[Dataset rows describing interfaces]

====

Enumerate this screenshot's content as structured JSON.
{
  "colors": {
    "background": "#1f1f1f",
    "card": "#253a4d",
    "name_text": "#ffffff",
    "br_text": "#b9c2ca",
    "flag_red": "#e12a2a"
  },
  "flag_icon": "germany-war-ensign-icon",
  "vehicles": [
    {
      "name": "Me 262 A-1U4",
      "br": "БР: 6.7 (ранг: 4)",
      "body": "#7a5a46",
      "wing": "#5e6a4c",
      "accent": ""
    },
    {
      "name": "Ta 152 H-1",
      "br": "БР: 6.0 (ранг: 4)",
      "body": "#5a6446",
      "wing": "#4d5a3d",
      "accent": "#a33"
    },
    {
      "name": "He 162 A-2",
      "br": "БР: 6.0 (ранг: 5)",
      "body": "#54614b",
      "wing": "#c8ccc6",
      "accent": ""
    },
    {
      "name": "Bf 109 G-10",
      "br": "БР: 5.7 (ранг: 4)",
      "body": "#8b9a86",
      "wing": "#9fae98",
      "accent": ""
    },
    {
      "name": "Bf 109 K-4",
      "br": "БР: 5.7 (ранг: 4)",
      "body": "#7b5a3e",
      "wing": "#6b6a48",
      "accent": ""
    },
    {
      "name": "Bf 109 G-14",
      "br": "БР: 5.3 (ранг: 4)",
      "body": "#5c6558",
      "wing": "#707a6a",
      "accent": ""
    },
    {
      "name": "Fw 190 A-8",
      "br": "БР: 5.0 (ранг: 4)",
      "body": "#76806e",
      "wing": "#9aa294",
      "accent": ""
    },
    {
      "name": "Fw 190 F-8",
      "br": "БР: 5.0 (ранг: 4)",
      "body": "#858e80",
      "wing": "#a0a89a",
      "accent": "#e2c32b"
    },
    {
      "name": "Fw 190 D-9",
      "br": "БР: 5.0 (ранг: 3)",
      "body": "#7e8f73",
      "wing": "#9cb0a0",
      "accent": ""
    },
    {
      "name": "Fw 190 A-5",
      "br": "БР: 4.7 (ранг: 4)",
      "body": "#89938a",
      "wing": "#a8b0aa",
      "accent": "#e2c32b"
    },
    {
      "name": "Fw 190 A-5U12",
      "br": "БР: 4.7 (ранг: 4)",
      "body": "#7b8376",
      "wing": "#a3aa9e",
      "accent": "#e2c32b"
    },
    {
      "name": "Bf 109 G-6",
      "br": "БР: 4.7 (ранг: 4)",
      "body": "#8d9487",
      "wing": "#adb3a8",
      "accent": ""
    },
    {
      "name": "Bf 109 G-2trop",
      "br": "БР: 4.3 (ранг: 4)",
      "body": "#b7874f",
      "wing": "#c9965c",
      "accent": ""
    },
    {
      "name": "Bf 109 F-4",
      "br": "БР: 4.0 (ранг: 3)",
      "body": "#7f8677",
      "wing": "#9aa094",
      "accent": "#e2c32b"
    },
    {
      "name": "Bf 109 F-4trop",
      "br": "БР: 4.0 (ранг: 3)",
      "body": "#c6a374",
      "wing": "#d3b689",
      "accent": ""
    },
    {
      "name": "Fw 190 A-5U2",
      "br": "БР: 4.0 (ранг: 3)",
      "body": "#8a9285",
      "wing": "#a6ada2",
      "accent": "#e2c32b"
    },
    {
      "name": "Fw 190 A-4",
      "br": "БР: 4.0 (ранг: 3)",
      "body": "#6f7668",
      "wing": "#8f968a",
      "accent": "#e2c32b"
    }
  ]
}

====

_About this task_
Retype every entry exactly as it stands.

_Answer box_
Enumerate this screenshot's content as structured JSON.
{
  "colors": {
    "background": "#1f1f1f",
    "card": "#253a4d",
    "name_text": "#ffffff",
    "br_text": "#b9c2ca",
    "flag_red": "#e12a2a"
  },
  "flag_icon": "germany-war-ensign-icon",
  "vehicles": [
    {
      "name": "Me 262 A-1U4",
      "br": "БР: 6.7 (ранг: 4)",
      "body": "#7a5a46",
      "wing": "#5e6a4c",
      "accent": ""
    },
    {
      "name": "Ta 152 H-1",
      "br": "БР: 6.0 (ранг: 4)",
      "body": "#5a6446",
      "wing": "#4d5a3d",
      "accent": "#a33"
    },
    {
      "name": "He 162 A-2",
      "br": "БР: 6.0 (ранг: 5)",
      "body": "#54614b",
      "wing": "#c8ccc6",
      "accent": ""
    },
    {
      "name": "Bf 109 G-10",
      "br": "БР: 5.7 (ранг: 4)",
      "body": "#8b9a86",
      "wing": "#9fae98",
      "accent": ""
    },
    {
      "name": "Bf 109 K-4",
      "br": "БР: 5.7 (ранг: 4)",
      "body": "#7b5a3e",
      "wing": "#6b6a48",
      "accent": ""
    },
    {
      "name": "Bf 109 G-14",
      "br": "БР: 5.3 (ранг: 4)",
      "body": "#5c6558",
      "wing": "#707a6a",
      "accent": ""
    },
    {
      "name": "Fw 190 A-8",
      "br": "БР: 5.0 (ранг: 4)",
      "body": "#76806e",
      "wing": "#9aa294",
      "accent": ""
    },
    {
      "name": "Fw 190 F-8",
      "br": "БР: 5.0 (ранг: 4)",
      "body": "#858e80",
      "wing": "#a0a89a",
      "accent": "#e2c32b"
    },
    {
      "name": "Fw 190 D-9",
      "br": "БР: 5.0 (ранг: 3)",
      "body": "#7e8f73",
      "wing": "#9cb0a0",
      "accent": ""
    },
    {
      "name": "Fw 190 A-5",
      "br": "БР: 4.7 (ранг: 4)",
      "body": "#89938a",
      "wing": "#a8b0aa",
      "accent": "#e2c32b"
    },
    {
      "name": "Fw 190 A-5U12",
      "br": "БР: 4.7 (ранг: 4)",
      "body": "#7b8376",
      "wing": "#a3aa9e",
      "accent": "#e2c32b"
    },
    {
      "name": "Bf 109 G-6",
      "br": "БР: 4.7 (ранг: 4)",
      "body": "#8d9487",
      "wing": "#adb3a8",
      "accent": ""
    },
    {
      "name": "Bf 109 G-2trop",
      "br": "БР: 4.3 (ранг: 4)",
      "body": "#b7874f",
      "wing": "#c9965c",
      "accent": ""
    },
    {
      "name": "Bf 109 F-4",
      "br": "БР: 4.0 (ранг: 3)",
      "body": "#7f8677",
      "wing": "#9aa094",
      "accent": "#e2c32b"
    },
    {
      "name": "Bf 109 F-4trop",
      "br": "БР: 4.0 (ранг: 3)",
      "body": "#c6a374",
      "wing": "#d3b689",
      "accent": ""
    },
    {
      "name": "Fw 190 A-5U2",
      "br": "БР: 4.0 (ранг: 3)",
      "body": "#8a9285",
      "wing": "#a6ada2",
      "accent": "#e2c32b"
    },
    {
      "name": "Fw 190 A-4",
      "br": "БР: 4.0 (ранг: 3)",
      "body": "#6f7668",
      "wing": "#8f968a",
      "accent": "#e2c32b"
    }
  ]
}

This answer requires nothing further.